• EXERCISE INSTRUCTIONS:
Below are the entries; return every line among them that holds the word "compte".

Component data from apps and pages
● ● ● ● ● ● ●

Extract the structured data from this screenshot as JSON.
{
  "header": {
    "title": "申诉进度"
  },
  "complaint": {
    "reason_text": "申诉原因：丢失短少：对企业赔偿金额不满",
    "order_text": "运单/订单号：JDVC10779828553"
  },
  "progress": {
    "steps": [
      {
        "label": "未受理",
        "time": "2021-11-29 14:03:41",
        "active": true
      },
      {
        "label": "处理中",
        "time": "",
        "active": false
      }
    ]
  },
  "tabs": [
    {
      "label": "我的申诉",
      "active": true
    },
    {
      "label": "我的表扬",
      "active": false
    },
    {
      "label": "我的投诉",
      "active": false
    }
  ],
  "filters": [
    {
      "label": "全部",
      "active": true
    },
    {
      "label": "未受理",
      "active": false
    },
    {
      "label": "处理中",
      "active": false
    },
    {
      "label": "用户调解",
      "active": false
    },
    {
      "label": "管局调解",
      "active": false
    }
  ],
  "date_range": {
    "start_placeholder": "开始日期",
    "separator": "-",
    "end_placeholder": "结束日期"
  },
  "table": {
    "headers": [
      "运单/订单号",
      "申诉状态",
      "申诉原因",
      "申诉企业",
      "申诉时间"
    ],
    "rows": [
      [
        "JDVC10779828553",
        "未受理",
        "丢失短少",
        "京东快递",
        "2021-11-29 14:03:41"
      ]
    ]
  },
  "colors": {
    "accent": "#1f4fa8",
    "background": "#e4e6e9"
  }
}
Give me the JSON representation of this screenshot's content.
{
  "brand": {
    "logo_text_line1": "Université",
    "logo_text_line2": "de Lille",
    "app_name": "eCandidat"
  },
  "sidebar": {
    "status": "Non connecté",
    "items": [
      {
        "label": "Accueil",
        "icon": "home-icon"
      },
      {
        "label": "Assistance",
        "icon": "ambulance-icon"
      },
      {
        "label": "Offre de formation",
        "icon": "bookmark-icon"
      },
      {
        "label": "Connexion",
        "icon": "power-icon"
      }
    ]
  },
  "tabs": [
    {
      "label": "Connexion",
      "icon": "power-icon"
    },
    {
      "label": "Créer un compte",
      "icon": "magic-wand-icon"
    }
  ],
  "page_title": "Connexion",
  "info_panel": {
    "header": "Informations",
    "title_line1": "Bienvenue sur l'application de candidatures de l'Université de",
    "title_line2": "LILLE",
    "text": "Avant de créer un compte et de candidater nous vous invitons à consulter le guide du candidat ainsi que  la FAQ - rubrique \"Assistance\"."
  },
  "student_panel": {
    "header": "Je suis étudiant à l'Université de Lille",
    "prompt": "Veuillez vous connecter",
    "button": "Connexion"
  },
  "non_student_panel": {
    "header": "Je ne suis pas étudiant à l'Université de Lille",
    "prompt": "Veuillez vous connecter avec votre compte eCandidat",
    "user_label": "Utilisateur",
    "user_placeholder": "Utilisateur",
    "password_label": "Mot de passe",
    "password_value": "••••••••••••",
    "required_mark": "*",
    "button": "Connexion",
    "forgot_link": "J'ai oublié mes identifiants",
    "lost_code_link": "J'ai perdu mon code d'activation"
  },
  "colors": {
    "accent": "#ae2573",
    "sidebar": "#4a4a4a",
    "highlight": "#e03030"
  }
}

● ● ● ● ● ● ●

• TASK ANSWER:
      "label": "Créer un compte",
    "text": "Avant de créer un compte et de candidater nous vous invitons à consulter le guide du candidat ainsi que  la FAQ - rubrique \"Assistance\"."
    "prompt": "Veuillez vous connecter avec votre compte eCandidat",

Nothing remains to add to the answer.